True BASIC programs

These programs are in True BASIC. You can run them on your PC or Mac with a free interpreter: Web Basic. On the download page there are instructions for setting up Web Basic as a helper application for your web browser. Download it! The extension for these files is ".tra", for "TRue App". If you don't like loading and running software from strangers, click the picture on the left to see a full-sized shot of the program in action.

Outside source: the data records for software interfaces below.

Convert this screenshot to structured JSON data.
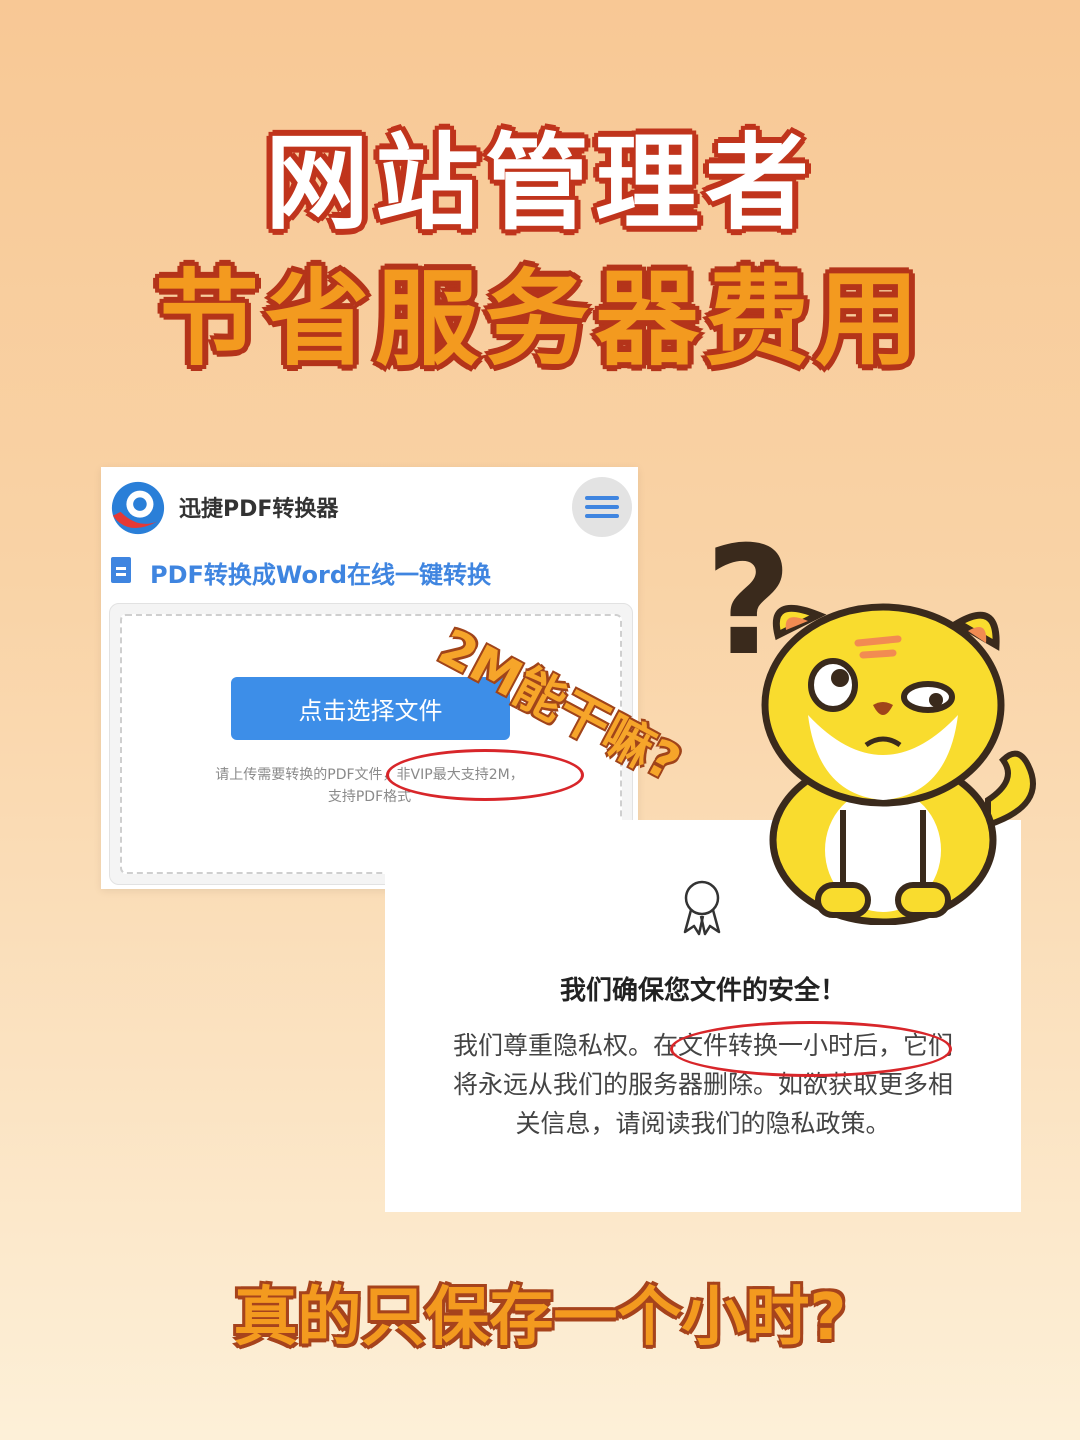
{
  "headline": {
    "line1": "网站管理者",
    "line2": "节省服务器费用"
  },
  "converter_panel": {
    "brand_name": "迅捷PDF转换器",
    "menu_icon": "hamburger-menu-icon",
    "section_title": "PDF转换成Word在线一键转换",
    "choose_button": "点击选择文件",
    "hint_line1": "请上传需要转换的PDF文件，非VIP最大支持2M，",
    "hint_line2": "支持PDF格式"
  },
  "security_panel": {
    "icon": "award-ribbon-icon",
    "title": "我们确保您文件的安全！",
    "body": "我们尊重隐私权。在文件转换一小时后，它们将永远从我们的服务器删除。如欲获取更多相关信息，请阅读我们的隐私政策。"
  },
  "annotation": {
    "note": "2M能干嘛?",
    "question_mark": "?"
  },
  "bottom_caption": "真的只保存一个小时?",
  "colors": {
    "accent_blue": "#3d8ee8",
    "highlight_red": "#d8262a",
    "title_orange": "#f39a1f"
  }
}
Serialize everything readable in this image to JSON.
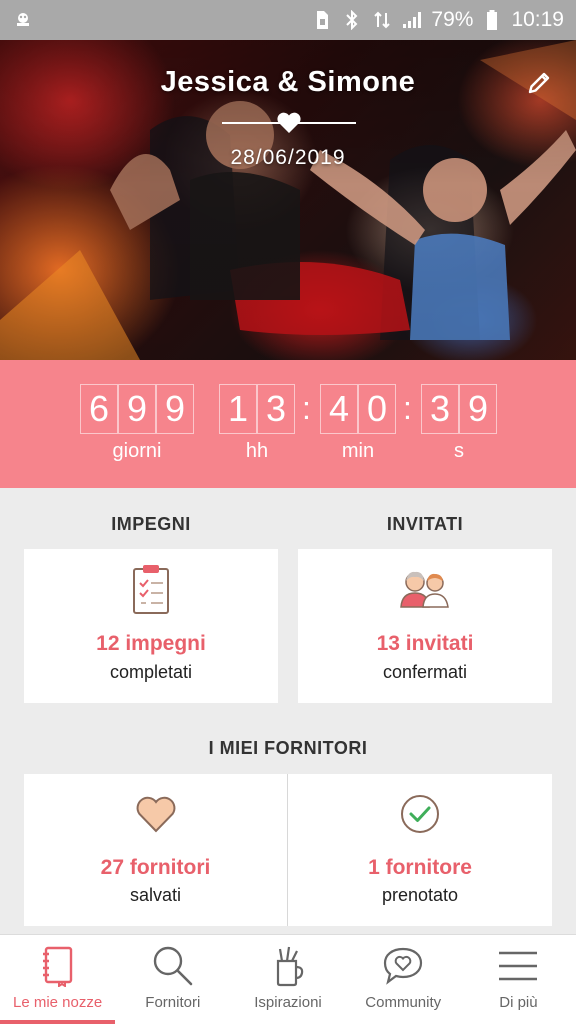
{
  "status_bar": {
    "battery_percent": "79%",
    "time": "10:19"
  },
  "header": {
    "couple_names": "Jessica & Simone",
    "wedding_date": "28/06/2019"
  },
  "countdown": {
    "days": [
      "6",
      "9",
      "9"
    ],
    "hours": [
      "1",
      "3"
    ],
    "minutes": [
      "4",
      "0"
    ],
    "seconds": [
      "3",
      "9"
    ],
    "separator": ":",
    "labels": {
      "days": "giorni",
      "hours": "hh",
      "minutes": "min",
      "seconds": "s"
    }
  },
  "impegni": {
    "title": "IMPEGNI",
    "count": "12 impegni",
    "sub": "completati"
  },
  "invitati": {
    "title": "INVITATI",
    "count": "13 invitati",
    "sub": "confermati"
  },
  "fornitori": {
    "title": "I MIEI FORNITORI",
    "saved_count": "27 fornitori",
    "saved_sub": "salvati",
    "booked_count": "1 fornitore",
    "booked_sub": "prenotato"
  },
  "bottom_nav": {
    "items": [
      {
        "label": "Le mie nozze",
        "icon": "notebook-icon",
        "active": true
      },
      {
        "label": "Fornitori",
        "icon": "search-icon",
        "active": false
      },
      {
        "label": "Ispirazioni",
        "icon": "pencil-cup-icon",
        "active": false
      },
      {
        "label": "Community",
        "icon": "chat-heart-icon",
        "active": false
      },
      {
        "label": "Di più",
        "icon": "menu-icon",
        "active": false
      }
    ]
  },
  "colors": {
    "accent": "#e8606b",
    "countdown_bg": "#f6848c",
    "page_bg": "#ececec",
    "status_bar_bg": "#a9a9a9"
  }
}
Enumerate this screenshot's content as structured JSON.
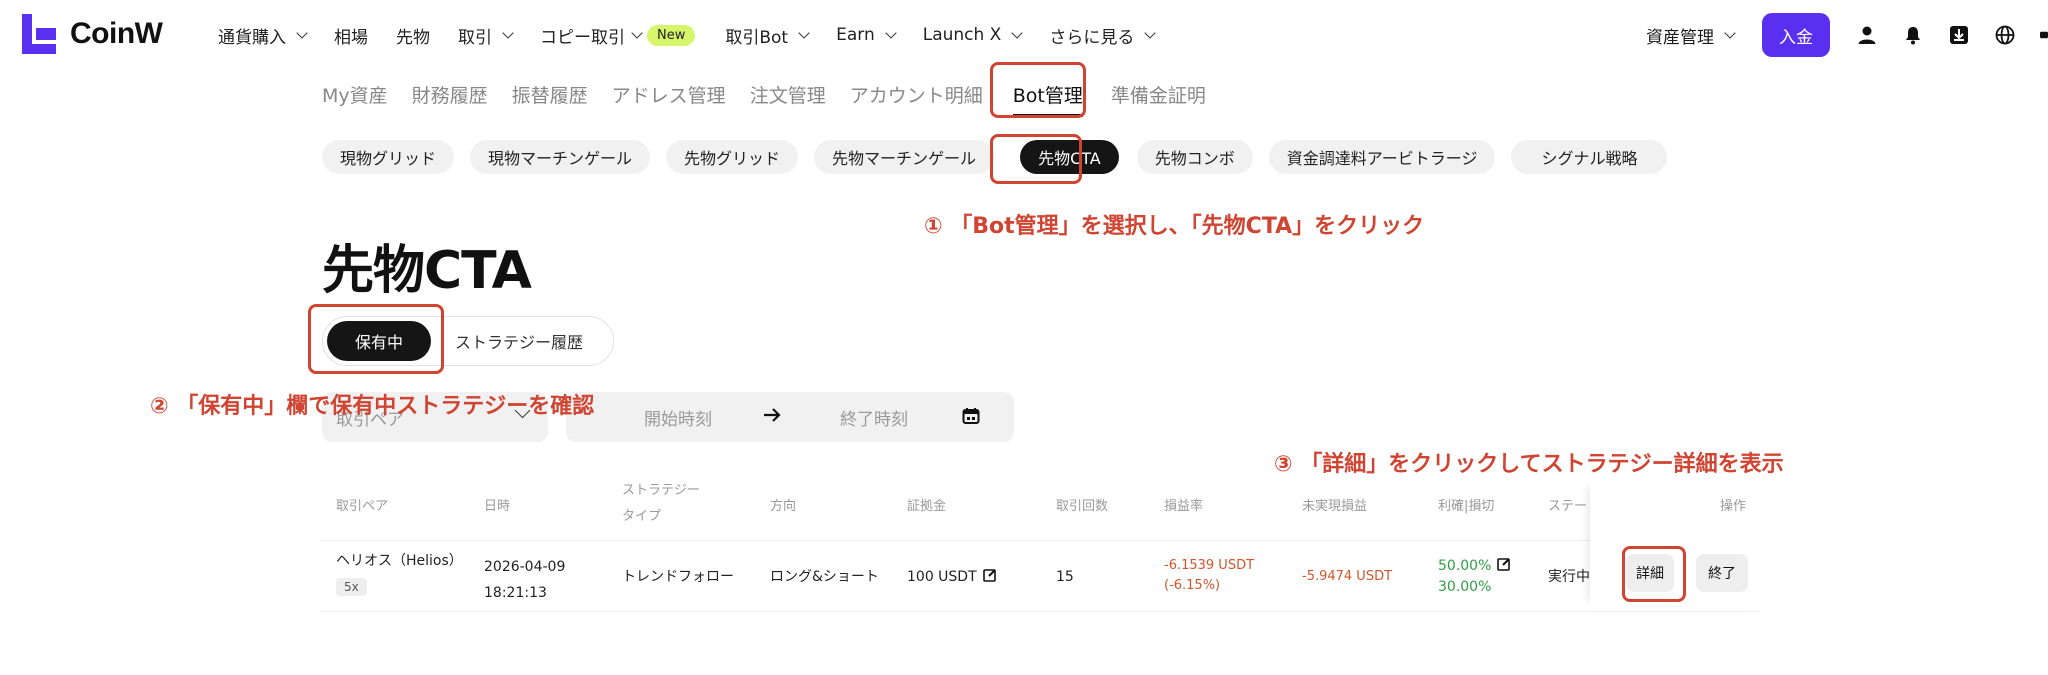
{
  "brand": {
    "name": "CoinW",
    "accent": "#5b2ff0"
  },
  "topnav": {
    "items": [
      {
        "label": "通貨購入",
        "has_dropdown": true
      },
      {
        "label": "相場",
        "has_dropdown": false
      },
      {
        "label": "先物",
        "has_dropdown": false
      },
      {
        "label": "取引",
        "has_dropdown": true
      },
      {
        "label": "コピー取引",
        "has_dropdown": true,
        "badge": "New"
      },
      {
        "label": "取引Bot",
        "has_dropdown": true
      },
      {
        "label": "Earn",
        "has_dropdown": true
      },
      {
        "label": "Launch X",
        "has_dropdown": true
      },
      {
        "label": "さらに見る",
        "has_dropdown": true
      }
    ],
    "asset_management": "資産管理",
    "deposit": "入金",
    "icons": [
      "user-icon",
      "bell-icon",
      "download-icon",
      "globe-icon"
    ]
  },
  "subtabs": [
    "My資産",
    "財務履歴",
    "振替履歴",
    "アドレス管理",
    "注文管理",
    "アカウント明細",
    "Bot管理",
    "準備金証明"
  ],
  "subtabs_active": "Bot管理",
  "bot_types": [
    "現物グリッド",
    "現物マーチンゲール",
    "先物グリッド",
    "先物マーチンゲール",
    "先物CTA",
    "先物コンボ",
    "資金調達料アービトラージ",
    "シグナル戦略"
  ],
  "bot_types_active": "先物CTA",
  "page_title": "先物CTA",
  "holding_toggle": {
    "active": "保有中",
    "other": "ストラテジー履歴"
  },
  "filters": {
    "pair_placeholder": "取引ペア",
    "start_placeholder": "開始時刻",
    "end_placeholder": "終了時刻"
  },
  "table": {
    "headers": [
      "取引ペア",
      "日時",
      "ストラテジータイプ",
      "方向",
      "証拠金",
      "取引回数",
      "損益率",
      "未実現損益",
      "利確|損切",
      "ステー",
      "操作"
    ],
    "rows": [
      {
        "pair": "ヘリオス（Helios）",
        "leverage": "5x",
        "date": "2026-04-09",
        "time": "18:21:13",
        "type": "トレンドフォロー",
        "direction": "ロング&ショート",
        "margin": "100 USDT",
        "trades": "15",
        "pnl_rate": "-6.1539 USDT",
        "pnl_rate_pct": "(-6.15%)",
        "unrealized": "-5.9474 USDT",
        "take_profit": "50.00%",
        "stop_loss": "30.00%",
        "status": "実行中",
        "details_btn": "詳細",
        "end_btn": "終了"
      }
    ]
  },
  "annotations": {
    "step1": "① 「Bot管理」を選択し、「先物CTA」をクリック",
    "step2": "② 「保有中」欄で保有中ストラテジーを確認",
    "step3": "③ 「詳細」をクリックしてストラテジー詳細を表示",
    "color": "#d04432"
  },
  "colors": {
    "negative": "#d2552b",
    "positive": "#2f9e44",
    "pill_active": "#151515"
  }
}
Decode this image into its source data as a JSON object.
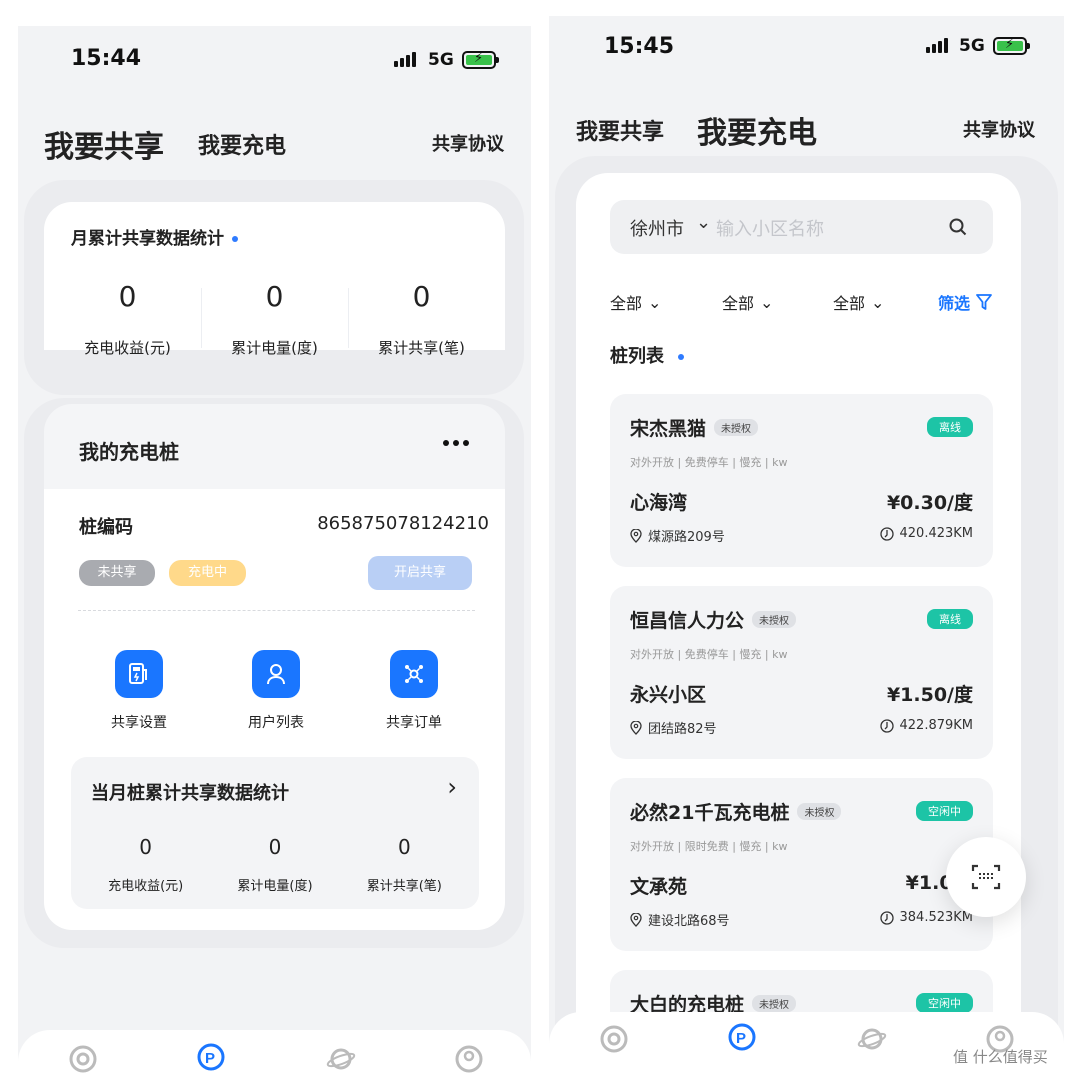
{
  "left": {
    "status": {
      "time": "15:44",
      "network": "5G"
    },
    "tabs": {
      "share": "我要共享",
      "charge": "我要充电",
      "agreement": "共享协议"
    },
    "monthly": {
      "title": "月累计共享数据统计",
      "stats": [
        {
          "value": "0",
          "label": "充电收益(元)"
        },
        {
          "value": "0",
          "label": "累计电量(度)"
        },
        {
          "value": "0",
          "label": "累计共享(笔)"
        }
      ]
    },
    "my_piles": {
      "title": "我的充电桩",
      "more_icon": "more-dots-icon",
      "code_label": "桩编码",
      "code_value": "865875078124210",
      "tag_unshared": "未共享",
      "tag_charging": "充电中",
      "open_share": "开启共享",
      "actions": [
        {
          "label": "共享设置",
          "icon": "charger-settings-icon"
        },
        {
          "label": "用户列表",
          "icon": "user-icon"
        },
        {
          "label": "共享订单",
          "icon": "share-order-icon"
        }
      ],
      "sub_stats": {
        "title": "当月桩累计共享数据统计",
        "stats": [
          {
            "value": "0",
            "label": "充电收益(元)"
          },
          {
            "value": "0",
            "label": "累计电量(度)"
          },
          {
            "value": "0",
            "label": "累计共享(笔)"
          }
        ]
      }
    }
  },
  "right": {
    "status": {
      "time": "15:45",
      "network": "5G"
    },
    "tabs": {
      "share": "我要共享",
      "charge": "我要充电",
      "agreement": "共享协议"
    },
    "search": {
      "city": "徐州市",
      "placeholder": "输入小区名称"
    },
    "filters": [
      {
        "label": "全部"
      },
      {
        "label": "全部"
      },
      {
        "label": "全部"
      }
    ],
    "filter_button": "筛选",
    "list_title": "桩列表",
    "piles": [
      {
        "name": "宋杰黑猫",
        "auth": "未授权",
        "state": "离线",
        "meta": "对外开放 | 免费停车 | 慢充 | kw",
        "place": "心海湾",
        "price": "¥0.30/度",
        "addr": "煤源路209号",
        "dist": "420.423KM"
      },
      {
        "name": "恒昌信人力公",
        "auth": "未授权",
        "state": "离线",
        "meta": "对外开放 | 免费停车 | 慢充 | kw",
        "place": "永兴小区",
        "price": "¥1.50/度",
        "addr": "团结路82号",
        "dist": "422.879KM"
      },
      {
        "name": "必然21千瓦充电桩",
        "auth": "未授权",
        "state": "空闲中",
        "meta": "对外开放 | 限时免费 | 慢充 | kw",
        "place": "文承苑",
        "price": "¥1.00,",
        "addr": "建设北路68号",
        "dist": "384.523KM"
      },
      {
        "name": "大白的充电桩",
        "auth": "未授权",
        "state": "空闲中"
      }
    ],
    "watermark": "值 什么值得买"
  },
  "colors": {
    "accent": "#1a76ff",
    "teal": "#1dc4a6",
    "gray_tag": "#a9abb0",
    "yellow_tag": "#ffd98a",
    "light_blue_btn": "#b9cff5"
  }
}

-- This simulates plant tissue growth using a "Map-L System". Right now the "tissue" is a washrag-like shape, but it's fun to watch the cells divide and wobble and stretch as it grows. I'm hoping to eventually simulate leaves, but right now I'm working on speeding up the physics simulation. The whole method was taken from a paper by deBoer, Fracchia, and Prusinkiewicz in the proceedings of the second Artificial Life conference. The picture is of a late stage of its output. (The color of a cell just indicates the number of sides it has.)

maplsys.txt -- the source code for maplsys.tra.

angels.tra --This draws morphing fractals with color trails. After a while the screen looks like... an abstract expressionist painting... a flock of birds... cars driving on ethereal freeways at night (that's why I called it "City of Angels")... The original program, "IFS/Julia," was written by David H. Doff at Trinity College, Dublin, Ireland.

angels.txt -- the source code for angels.tra.

--The original of the ColorChart applet above. Run this to see how Web Basic treats colors on your computer. If you don't get a cute picture with 216 (6 x 6 x 6) *different* color swatches, the other Basic programs here might not produce great output.

colors.txt -- the source code for colors.tra.



Here are some short poems I wrote on my Apple Newton 110. The early Newton's handwriting recognition was slow and error-prone, so the game was to write short lines and fight with the Newton to correct them before I forgot what I'd intended to write.

Tell me if you've heard this one.